The Story Must Go On

Students Continue to Write Verse Novels


Submitted Photo

Some covers for the novels are being made on apps like Adobe Spark using free to use art and text. This is one student’s cover.

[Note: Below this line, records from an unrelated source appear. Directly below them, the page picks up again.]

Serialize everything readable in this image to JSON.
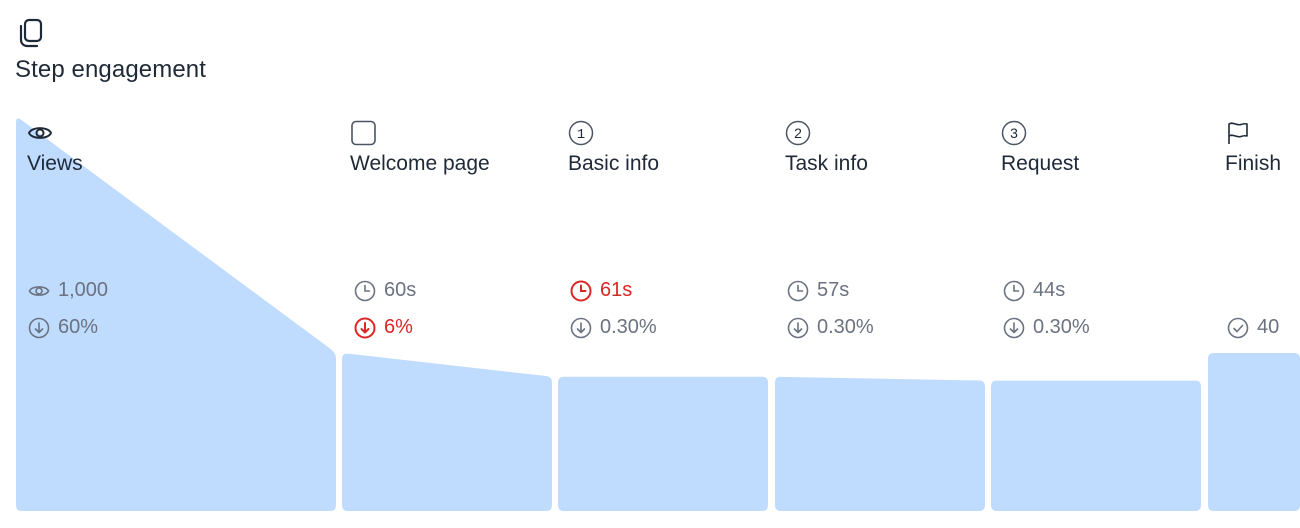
{
  "header": {
    "icon": "copy-icon",
    "title": "Step engagement"
  },
  "colors": {
    "bar_fill": "#bfdbfe",
    "text_primary": "#1f2937",
    "text_muted": "#6b7280",
    "alert": "#dc2626"
  },
  "chart_data": {
    "type": "bar",
    "title": "Step engagement",
    "categories": [
      "Views",
      "Welcome page",
      "Basic info",
      "Task info",
      "Request",
      "Finish"
    ],
    "series": [
      {
        "name": "relative_volume_start",
        "values": [
          1.0,
          0.4,
          0.34,
          0.34,
          0.33,
          0.4
        ]
      },
      {
        "name": "relative_volume_end",
        "values": [
          0.4,
          0.34,
          0.34,
          0.33,
          0.33,
          0.4
        ]
      }
    ],
    "steps": [
      {
        "label": "Views",
        "icon": "eye-icon",
        "views": "1,000",
        "dropoff": "60%",
        "time": null,
        "time_alert": false,
        "dropoff_alert": false
      },
      {
        "label": "Welcome page",
        "icon": "square-icon",
        "time": "60s",
        "dropoff": "6%",
        "time_alert": false,
        "dropoff_alert": true
      },
      {
        "label": "Basic info",
        "icon": "circle-1-icon",
        "time": "61s",
        "dropoff": "0.30%",
        "time_alert": true,
        "dropoff_alert": false
      },
      {
        "label": "Task info",
        "icon": "circle-2-icon",
        "time": "57s",
        "dropoff": "0.30%",
        "time_alert": false,
        "dropoff_alert": false
      },
      {
        "label": "Request",
        "icon": "circle-3-icon",
        "time": "44s",
        "dropoff": "0.30%",
        "time_alert": false,
        "dropoff_alert": false
      },
      {
        "label": "Finish",
        "icon": "flag-icon",
        "completed": "40",
        "time_alert": false,
        "dropoff_alert": false
      }
    ],
    "xlabel": "",
    "ylabel": "",
    "ylim": [
      0,
      1
    ]
  },
  "steps": [
    {
      "label": "Views",
      "number": ""
    },
    {
      "label": "Welcome page",
      "number": ""
    },
    {
      "label": "Basic info",
      "number": "1"
    },
    {
      "label": "Task info",
      "number": "2"
    },
    {
      "label": "Request",
      "number": "3"
    },
    {
      "label": "Finish",
      "number": ""
    }
  ],
  "metrics": {
    "views_count": "1,000",
    "views_dropoff": "60%",
    "welcome_time": "60s",
    "welcome_dropoff": "6%",
    "basic_time": "61s",
    "basic_dropoff": "0.30%",
    "task_time": "57s",
    "task_dropoff": "0.30%",
    "request_time": "44s",
    "request_dropoff": "0.30%",
    "finish_completed": "40"
  }
}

Despite school being out of session, English and Creative Writing Instructor Mrs. Jennifer Long’s Advanced Poetry class has continued moving forward on writing their poetry novels. Students in the class have free reign over the topic and style that they choose so long as it is still a verse novel.
“A verse novel is a hybrid form of writing where a complete story is told with all of the elements of fiction even though it might be true,” Mrs. Long said. “But it has exposition, rising action, climax, conflict, you know well-developed characters, round characters, protagonists, antagonists, fully developed settings, that kind of thing. But it’s told through a sequence of poems.”
Students who have taken American Literature CP might recognize verse novels like “Death Coming Up The Hill.” The novel is written entirely using haikus and each syllable represents every fallen soldier of 1968. Some students have taken the route of writing non-fiction stories for their novel. Even going so far to write about personal experiences that are hard to write about.
“I am writing on some harassment issues I’ve dealt with in the past,” senior Rylee Zimmerman said. “It’s kind of my healing process I guess. It’s a really good way to release any emotions that have been building up and get past anything I’ve gone through.”
The project is brand new to the course. While students have the option to write verse novels as their final project, this is the first time she has had students do a verse novel as an assignment.
“This is a really advanced group of writers and so I was really looking for a challenge for them,” Mrs. Long said. “And I know that this will be a challenge, especially now.”
As of April 17, not all students finished writing the novels and are being allowed to continue writing it over time. Since a couple of those novels were more personal, they were not published. But students still have the option to publish them if they choose in the future.